Let’s hear your stories of cosmic connections.
Click here to listen to Larissa’s story (and a story from a dear storytelling friend of mine from D.C. Adam Ruben).
In Larissa’s case, her career spark came watching the movie Armageddon as a kid when she just knew that she wanted to pursue a career as an astronaut (she says in her story that every kid felt the same way, but I am here to say: “not everyone!!!”) So, she begins her studies as a physicist with a minor in Social Anthropology, but it didn’t feel quite right. She had always had a passion for cooking, and found an intersection of food and science working as a food scientist for seven years, during which time she spent her free time rock climbing. When she started hearing about NASA and Space X’s plans to have people in space for longer and longer periods of time, she thought about the freeze-dried meals she would eat when she was backpacking, and she thought:
“Do they expect people to eat freeze‑dried meals for five years straight? And if not, what other new technologies can we invent that makes food tastier but still fits within the extreme requirements of space flight?”
The rest of her story is about how she made a pot that would boil rigatoni in space, despite everyone telling her that it couldn’t be done (you should hear the audience burst into spontaneous applause when she talks about getting funded directly by NASA, despite her professor telling her they wouldn’t be interested). I love the way she tells the story, including how food science departments tell her that they can’t help her because they don’t have the aerospace engineering skills and how aerospace engineering departments didn’t have the food skills to support her. She found support in a mechanical engineering program, and you can just see how she brings to them the perfect embodiment of an intersection of skills, interests, passions, vision, and determination to see things through.
What are the stellar collisions in your career story?
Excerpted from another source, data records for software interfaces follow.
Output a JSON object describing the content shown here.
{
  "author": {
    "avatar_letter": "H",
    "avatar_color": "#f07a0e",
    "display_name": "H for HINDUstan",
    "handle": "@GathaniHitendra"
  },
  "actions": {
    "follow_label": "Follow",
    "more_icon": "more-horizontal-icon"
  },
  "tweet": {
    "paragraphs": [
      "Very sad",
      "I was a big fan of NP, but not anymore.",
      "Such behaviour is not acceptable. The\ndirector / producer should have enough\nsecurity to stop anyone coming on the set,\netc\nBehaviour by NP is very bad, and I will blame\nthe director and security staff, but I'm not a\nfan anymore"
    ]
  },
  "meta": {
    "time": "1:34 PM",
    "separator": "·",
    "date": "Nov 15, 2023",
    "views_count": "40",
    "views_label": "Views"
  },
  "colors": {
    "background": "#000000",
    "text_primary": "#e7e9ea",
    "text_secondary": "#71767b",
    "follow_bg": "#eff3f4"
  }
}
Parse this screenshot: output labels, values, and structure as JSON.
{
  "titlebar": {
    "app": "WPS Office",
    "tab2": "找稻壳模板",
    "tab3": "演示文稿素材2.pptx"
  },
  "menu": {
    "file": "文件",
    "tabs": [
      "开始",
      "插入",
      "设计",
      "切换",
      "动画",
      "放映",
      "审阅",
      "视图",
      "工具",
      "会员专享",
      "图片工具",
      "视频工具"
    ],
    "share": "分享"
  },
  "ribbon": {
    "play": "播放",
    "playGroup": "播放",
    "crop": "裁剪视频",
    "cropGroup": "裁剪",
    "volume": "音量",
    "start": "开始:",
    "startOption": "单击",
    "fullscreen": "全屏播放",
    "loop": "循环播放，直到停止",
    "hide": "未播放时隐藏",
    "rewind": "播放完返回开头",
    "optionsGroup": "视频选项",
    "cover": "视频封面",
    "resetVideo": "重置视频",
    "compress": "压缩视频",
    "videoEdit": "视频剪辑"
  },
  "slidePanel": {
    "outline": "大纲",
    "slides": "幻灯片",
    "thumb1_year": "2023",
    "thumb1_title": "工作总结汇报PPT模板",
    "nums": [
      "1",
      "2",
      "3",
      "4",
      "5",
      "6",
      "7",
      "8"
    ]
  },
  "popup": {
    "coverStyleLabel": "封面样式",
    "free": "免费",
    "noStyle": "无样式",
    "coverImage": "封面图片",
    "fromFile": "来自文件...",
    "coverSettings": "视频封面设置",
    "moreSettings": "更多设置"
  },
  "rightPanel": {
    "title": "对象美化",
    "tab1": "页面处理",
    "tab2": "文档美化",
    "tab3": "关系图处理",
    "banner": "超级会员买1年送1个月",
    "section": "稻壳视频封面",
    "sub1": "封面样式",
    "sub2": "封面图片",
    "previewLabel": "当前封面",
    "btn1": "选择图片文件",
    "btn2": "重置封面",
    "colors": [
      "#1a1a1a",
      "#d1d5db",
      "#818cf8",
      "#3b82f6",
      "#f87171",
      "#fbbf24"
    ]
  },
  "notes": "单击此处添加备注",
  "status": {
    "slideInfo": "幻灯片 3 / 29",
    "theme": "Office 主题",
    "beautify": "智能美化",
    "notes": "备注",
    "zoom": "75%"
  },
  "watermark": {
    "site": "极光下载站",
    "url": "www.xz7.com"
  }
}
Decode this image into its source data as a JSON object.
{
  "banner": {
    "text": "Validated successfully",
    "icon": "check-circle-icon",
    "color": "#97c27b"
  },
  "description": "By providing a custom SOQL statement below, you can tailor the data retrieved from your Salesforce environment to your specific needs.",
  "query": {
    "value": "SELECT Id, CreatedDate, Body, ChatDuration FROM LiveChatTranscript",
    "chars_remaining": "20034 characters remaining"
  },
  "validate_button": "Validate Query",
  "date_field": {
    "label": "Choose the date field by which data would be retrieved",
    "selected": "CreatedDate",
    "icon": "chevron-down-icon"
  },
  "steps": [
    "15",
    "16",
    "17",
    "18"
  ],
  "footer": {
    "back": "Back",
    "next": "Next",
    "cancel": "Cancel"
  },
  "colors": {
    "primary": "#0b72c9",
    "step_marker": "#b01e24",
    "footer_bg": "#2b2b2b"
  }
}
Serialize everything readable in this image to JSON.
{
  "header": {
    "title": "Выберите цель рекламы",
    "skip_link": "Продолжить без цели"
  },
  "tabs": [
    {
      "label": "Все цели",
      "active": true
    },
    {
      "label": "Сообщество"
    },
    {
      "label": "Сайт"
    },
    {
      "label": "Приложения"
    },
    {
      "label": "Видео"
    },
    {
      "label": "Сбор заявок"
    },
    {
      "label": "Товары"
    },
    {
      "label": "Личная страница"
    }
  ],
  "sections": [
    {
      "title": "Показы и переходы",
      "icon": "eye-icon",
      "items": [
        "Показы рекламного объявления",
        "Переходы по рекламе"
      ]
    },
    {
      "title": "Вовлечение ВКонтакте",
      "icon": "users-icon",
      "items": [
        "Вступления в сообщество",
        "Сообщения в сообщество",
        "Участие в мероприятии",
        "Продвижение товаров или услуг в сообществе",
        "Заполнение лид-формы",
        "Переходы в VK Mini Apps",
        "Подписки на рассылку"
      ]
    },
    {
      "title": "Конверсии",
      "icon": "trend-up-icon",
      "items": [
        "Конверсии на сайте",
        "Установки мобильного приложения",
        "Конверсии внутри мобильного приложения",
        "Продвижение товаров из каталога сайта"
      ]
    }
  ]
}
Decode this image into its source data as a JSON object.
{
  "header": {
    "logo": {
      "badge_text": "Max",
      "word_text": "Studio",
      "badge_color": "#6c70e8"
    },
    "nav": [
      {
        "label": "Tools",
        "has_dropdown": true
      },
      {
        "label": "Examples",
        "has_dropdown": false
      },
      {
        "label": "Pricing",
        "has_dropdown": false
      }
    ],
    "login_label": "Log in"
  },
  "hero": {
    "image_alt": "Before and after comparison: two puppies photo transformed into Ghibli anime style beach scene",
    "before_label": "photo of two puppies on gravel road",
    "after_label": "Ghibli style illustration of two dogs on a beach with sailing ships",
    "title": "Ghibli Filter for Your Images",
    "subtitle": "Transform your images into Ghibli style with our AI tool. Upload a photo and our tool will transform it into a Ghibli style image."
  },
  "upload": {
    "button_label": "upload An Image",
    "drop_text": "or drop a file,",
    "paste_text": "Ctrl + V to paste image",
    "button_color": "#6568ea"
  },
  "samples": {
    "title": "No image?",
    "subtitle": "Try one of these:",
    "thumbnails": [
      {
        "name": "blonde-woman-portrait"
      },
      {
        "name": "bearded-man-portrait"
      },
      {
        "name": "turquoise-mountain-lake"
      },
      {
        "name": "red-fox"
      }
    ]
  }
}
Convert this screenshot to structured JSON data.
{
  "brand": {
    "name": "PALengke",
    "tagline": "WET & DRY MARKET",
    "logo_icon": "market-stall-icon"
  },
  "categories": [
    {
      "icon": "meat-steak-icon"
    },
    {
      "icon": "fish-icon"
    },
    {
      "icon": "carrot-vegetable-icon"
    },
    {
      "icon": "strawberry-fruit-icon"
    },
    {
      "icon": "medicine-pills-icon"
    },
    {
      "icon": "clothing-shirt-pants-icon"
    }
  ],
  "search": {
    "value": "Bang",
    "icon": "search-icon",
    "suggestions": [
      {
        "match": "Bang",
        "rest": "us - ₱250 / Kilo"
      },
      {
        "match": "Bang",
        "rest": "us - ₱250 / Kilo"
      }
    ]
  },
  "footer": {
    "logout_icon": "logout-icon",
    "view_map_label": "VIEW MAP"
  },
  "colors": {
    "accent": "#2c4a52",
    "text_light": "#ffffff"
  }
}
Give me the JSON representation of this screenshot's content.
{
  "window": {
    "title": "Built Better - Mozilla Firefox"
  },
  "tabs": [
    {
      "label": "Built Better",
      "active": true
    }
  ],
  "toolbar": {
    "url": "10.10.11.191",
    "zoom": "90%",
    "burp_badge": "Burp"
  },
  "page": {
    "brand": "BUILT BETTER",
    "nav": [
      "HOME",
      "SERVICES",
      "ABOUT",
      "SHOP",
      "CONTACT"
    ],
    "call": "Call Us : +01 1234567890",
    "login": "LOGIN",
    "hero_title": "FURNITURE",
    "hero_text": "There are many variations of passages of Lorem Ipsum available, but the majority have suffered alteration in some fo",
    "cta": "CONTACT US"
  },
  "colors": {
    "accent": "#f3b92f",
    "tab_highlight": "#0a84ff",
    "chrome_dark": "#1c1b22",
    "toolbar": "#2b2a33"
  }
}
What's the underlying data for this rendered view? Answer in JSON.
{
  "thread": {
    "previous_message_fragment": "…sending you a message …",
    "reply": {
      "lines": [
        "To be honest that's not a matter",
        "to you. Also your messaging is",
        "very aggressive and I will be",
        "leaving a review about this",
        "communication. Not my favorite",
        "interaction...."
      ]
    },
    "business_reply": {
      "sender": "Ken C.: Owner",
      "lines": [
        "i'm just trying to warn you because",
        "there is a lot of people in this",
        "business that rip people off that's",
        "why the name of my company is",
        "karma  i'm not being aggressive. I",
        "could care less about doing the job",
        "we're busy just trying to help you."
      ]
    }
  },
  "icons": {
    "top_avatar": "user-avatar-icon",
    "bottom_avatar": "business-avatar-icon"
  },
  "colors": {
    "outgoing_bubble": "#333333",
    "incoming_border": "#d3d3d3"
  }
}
What problems are you being called to solve?
What constellation of gifts do you bring?
We want to hear these stories!
We want to help you create them!!